■ **ASSIGNMENT**: Retype each line of the listing. Do not alter anything.

■ **DATA FOR PROCESSING**:
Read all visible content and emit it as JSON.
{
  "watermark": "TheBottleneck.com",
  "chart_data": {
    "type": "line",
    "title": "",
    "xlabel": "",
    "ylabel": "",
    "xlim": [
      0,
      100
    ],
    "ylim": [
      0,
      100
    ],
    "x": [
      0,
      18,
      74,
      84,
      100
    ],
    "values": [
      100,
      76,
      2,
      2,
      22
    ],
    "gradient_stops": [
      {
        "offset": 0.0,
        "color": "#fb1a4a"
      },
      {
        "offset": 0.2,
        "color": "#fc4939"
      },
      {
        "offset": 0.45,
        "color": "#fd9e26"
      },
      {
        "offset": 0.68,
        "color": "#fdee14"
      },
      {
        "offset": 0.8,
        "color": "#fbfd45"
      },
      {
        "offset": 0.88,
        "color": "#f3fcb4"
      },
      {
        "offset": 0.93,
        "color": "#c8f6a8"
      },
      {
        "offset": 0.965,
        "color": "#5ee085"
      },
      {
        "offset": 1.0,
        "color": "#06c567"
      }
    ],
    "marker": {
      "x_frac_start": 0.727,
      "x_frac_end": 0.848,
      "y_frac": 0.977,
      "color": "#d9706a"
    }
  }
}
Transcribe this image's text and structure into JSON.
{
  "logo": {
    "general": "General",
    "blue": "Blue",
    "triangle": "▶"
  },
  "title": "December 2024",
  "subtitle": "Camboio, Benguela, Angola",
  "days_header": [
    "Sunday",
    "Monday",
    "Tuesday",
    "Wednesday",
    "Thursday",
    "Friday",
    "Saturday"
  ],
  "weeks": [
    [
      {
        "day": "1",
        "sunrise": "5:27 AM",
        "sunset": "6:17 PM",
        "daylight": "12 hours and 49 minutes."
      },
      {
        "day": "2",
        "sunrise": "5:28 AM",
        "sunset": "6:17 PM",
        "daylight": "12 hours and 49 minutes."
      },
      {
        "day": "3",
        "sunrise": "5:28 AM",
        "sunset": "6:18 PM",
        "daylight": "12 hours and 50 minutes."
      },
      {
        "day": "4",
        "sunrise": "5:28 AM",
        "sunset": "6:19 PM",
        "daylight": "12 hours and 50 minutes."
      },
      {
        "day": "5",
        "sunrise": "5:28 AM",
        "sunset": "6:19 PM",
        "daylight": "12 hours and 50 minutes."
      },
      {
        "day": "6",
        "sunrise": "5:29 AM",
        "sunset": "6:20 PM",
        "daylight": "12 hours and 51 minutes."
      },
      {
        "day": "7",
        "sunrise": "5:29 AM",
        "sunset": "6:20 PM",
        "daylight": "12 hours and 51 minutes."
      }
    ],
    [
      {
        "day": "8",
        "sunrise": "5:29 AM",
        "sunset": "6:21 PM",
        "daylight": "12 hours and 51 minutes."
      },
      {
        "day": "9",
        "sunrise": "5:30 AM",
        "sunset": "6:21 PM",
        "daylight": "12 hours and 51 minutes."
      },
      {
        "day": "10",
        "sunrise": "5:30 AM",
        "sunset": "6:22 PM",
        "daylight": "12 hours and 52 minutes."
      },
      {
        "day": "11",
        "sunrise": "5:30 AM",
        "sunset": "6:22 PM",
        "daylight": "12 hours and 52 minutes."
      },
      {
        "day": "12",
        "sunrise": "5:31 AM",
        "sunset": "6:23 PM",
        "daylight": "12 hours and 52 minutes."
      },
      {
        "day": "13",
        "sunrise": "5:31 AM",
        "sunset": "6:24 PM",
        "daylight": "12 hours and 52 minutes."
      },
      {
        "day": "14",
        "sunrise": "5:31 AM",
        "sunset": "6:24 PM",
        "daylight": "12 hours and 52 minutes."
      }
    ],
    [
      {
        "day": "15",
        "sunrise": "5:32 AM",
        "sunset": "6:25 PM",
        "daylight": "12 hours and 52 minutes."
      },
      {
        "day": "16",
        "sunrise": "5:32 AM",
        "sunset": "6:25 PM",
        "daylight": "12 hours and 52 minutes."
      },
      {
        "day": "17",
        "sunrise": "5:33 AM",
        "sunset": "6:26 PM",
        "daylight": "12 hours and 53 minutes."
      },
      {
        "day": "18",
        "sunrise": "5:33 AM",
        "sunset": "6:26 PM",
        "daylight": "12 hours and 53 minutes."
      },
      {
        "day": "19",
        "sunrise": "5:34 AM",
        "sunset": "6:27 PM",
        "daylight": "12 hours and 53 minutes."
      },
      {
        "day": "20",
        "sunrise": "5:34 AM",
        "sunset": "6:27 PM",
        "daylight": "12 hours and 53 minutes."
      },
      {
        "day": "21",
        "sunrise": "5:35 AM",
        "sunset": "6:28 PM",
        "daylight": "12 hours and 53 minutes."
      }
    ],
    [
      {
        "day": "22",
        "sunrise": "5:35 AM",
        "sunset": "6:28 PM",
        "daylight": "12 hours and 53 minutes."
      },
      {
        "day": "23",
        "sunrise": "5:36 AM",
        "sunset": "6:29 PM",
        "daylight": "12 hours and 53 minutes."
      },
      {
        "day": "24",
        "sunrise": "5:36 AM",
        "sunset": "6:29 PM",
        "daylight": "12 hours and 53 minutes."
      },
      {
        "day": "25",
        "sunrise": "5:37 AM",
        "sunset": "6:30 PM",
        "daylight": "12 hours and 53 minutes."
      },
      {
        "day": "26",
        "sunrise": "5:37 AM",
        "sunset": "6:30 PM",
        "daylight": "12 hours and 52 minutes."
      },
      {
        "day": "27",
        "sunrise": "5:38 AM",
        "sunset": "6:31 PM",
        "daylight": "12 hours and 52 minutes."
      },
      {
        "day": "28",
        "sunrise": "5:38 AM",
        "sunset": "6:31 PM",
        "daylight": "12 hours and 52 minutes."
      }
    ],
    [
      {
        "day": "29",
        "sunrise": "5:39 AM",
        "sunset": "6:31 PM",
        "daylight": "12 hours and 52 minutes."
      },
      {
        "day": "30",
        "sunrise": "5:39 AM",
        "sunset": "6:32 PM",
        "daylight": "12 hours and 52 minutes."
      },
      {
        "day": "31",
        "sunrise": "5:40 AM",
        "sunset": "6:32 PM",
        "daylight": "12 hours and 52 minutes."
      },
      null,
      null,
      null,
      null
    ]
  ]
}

■ **ANSWER**:
Read all visible content and emit it as JSON.
{
  "watermark": "TheBottleneck.com",
  "chart_data": {
    "type": "line",
    "title": "",
    "xlabel": "",
    "ylabel": "",
    "xlim": [
      0,
      100
    ],
    "ylim": [
      0,
      100
    ],
    "x": [
      0,
      18,
      74,
      84,
      100
    ],
    "values": [
      100,
      76,
      2,
      2,
      22
    ],
    "gradient_stops": [
      {
        "offset": 0.0,
        "color": "#fb1a4a"
      },
      {
        "offset": 0.2,
        "color": "#fc4939"
      },
      {
        "offset": 0.45,
        "color": "#fd9e26"
      },
      {
        "offset": 0.68,
        "color": "#fdee14"
      },
      {
        "offset": 0.8,
        "color": "#fbfd45"
      },
      {
        "offset": 0.88,
        "color": "#f3fcb4"
      },
      {
        "offset": 0.93,
        "color": "#c8f6a8"
      },
      {
        "offset": 0.965,
        "color": "#5ee085"
      },
      {
        "offset": 1.0,
        "color": "#06c567"
      }
    ],
    "marker": {
      "x_frac_start": 0.727,
      "x_frac_end": 0.848,
      "y_frac": 0.977,
      "color": "#d9706a"
    }
  }
}
Transcribe this image's text and structure into JSON.
{
  "logo": {
    "general": "General",
    "blue": "Blue",
    "triangle": "▶"
  },
  "title": "December 2024",
  "subtitle": "Camboio, Benguela, Angola",
  "days_header": [
    "Sunday",
    "Monday",
    "Tuesday",
    "Wednesday",
    "Thursday",
    "Friday",
    "Saturday"
  ],
  "weeks": [
    [
      {
        "day": "1",
        "sunrise": "5:27 AM",
        "sunset": "6:17 PM",
        "daylight": "12 hours and 49 minutes."
      },
      {
        "day": "2",
        "sunrise": "5:28 AM",
        "sunset": "6:17 PM",
        "daylight": "12 hours and 49 minutes."
      },
      {
        "day": "3",
        "sunrise": "5:28 AM",
        "sunset": "6:18 PM",
        "daylight": "12 hours and 50 minutes."
      },
      {
        "day": "4",
        "sunrise": "5:28 AM",
        "sunset": "6:19 PM",
        "daylight": "12 hours and 50 minutes."
      },
      {
        "day": "5",
        "sunrise": "5:28 AM",
        "sunset": "6:19 PM",
        "daylight": "12 hours and 50 minutes."
      },
      {
        "day": "6",
        "sunrise": "5:29 AM",
        "sunset": "6:20 PM",
        "daylight": "12 hours and 51 minutes."
      },
      {
        "day": "7",
        "sunrise": "5:29 AM",
        "sunset": "6:20 PM",
        "daylight": "12 hours and 51 minutes."
      }
    ],
    [
      {
        "day": "8",
        "sunrise": "5:29 AM",
        "sunset": "6:21 PM",
        "daylight": "12 hours and 51 minutes."
      },
      {
        "day": "9",
        "sunrise": "5:30 AM",
        "sunset": "6:21 PM",
        "daylight": "12 hours and 51 minutes."
      },
      {
        "day": "10",
        "sunrise": "5:30 AM",
        "sunset": "6:22 PM",
        "daylight": "12 hours and 52 minutes."
      },
      {
        "day": "11",
        "sunrise": "5:30 AM",
        "sunset": "6:22 PM",
        "daylight": "12 hours and 52 minutes."
      },
      {
        "day": "12",
        "sunrise": "5:31 AM",
        "sunset": "6:23 PM",
        "daylight": "12 hours and 52 minutes."
      },
      {
        "day": "13",
        "sunrise": "5:31 AM",
        "sunset": "6:24 PM",
        "daylight": "12 hours and 52 minutes."
      },
      {
        "day": "14",
        "sunrise": "5:31 AM",
        "sunset": "6:24 PM",
        "daylight": "12 hours and 52 minutes."
      }
    ],
    [
      {
        "day": "15",
        "sunrise": "5:32 AM",
        "sunset": "6:25 PM",
        "daylight": "12 hours and 52 minutes."
      },
      {
        "day": "16",
        "sunrise": "5:32 AM",
        "sunset": "6:25 PM",
        "daylight": "12 hours and 52 minutes."
      },
      {
        "day": "17",
        "sunrise": "5:33 AM",
        "sunset": "6:26 PM",
        "daylight": "12 hours and 53 minutes."
      },
      {
        "day": "18",
        "sunrise": "5:33 AM",
        "sunset": "6:26 PM",
        "daylight": "12 hours and 53 minutes."
      },
      {
        "day": "19",
        "sunrise": "5:34 AM",
        "sunset": "6:27 PM",
        "daylight": "12 hours and 53 minutes."
      },
      {
        "day": "20",
        "sunrise": "5:34 AM",
        "sunset": "6:27 PM",
        "daylight": "12 hours and 53 minutes."
      },
      {
        "day": "21",
        "sunrise": "5:35 AM",
        "sunset": "6:28 PM",
        "daylight": "12 hours and 53 minutes."
      }
    ],
    [
      {
        "day": "22",
        "sunrise": "5:35 AM",
        "sunset": "6:28 PM",
        "daylight": "12 hours and 53 minutes."
      },
      {
        "day": "23",
        "sunrise": "5:36 AM",
        "sunset": "6:29 PM",
        "daylight": "12 hours and 53 minutes."
      },
      {
        "day": "24",
        "sunrise": "5:36 AM",
        "sunset": "6:29 PM",
        "daylight": "12 hours and 53 minutes."
      },
      {
        "day": "25",
        "sunrise": "5:37 AM",
        "sunset": "6:30 PM",
        "daylight": "12 hours and 53 minutes."
      },
      {
        "day": "26",
        "sunrise": "5:37 AM",
        "sunset": "6:30 PM",
        "daylight": "12 hours and 52 minutes."
      },
      {
        "day": "27",
        "sunrise": "5:38 AM",
        "sunset": "6:31 PM",
        "daylight": "12 hours and 52 minutes."
      },
      {
        "day": "28",
        "sunrise": "5:38 AM",
        "sunset": "6:31 PM",
        "daylight": "12 hours and 52 minutes."
      }
    ],
    [
      {
        "day": "29",
        "sunrise": "5:39 AM",
        "sunset": "6:31 PM",
        "daylight": "12 hours and 52 minutes."
      },
      {
        "day": "30",
        "sunrise": "5:39 AM",
        "sunset": "6:32 PM",
        "daylight": "12 hours and 52 minutes."
      },
      {
        "day": "31",
        "sunrise": "5:40 AM",
        "sunset": "6:32 PM",
        "daylight": "12 hours and 52 minutes."
      },
      null,
      null,
      null,
      null
    ]
  ]
}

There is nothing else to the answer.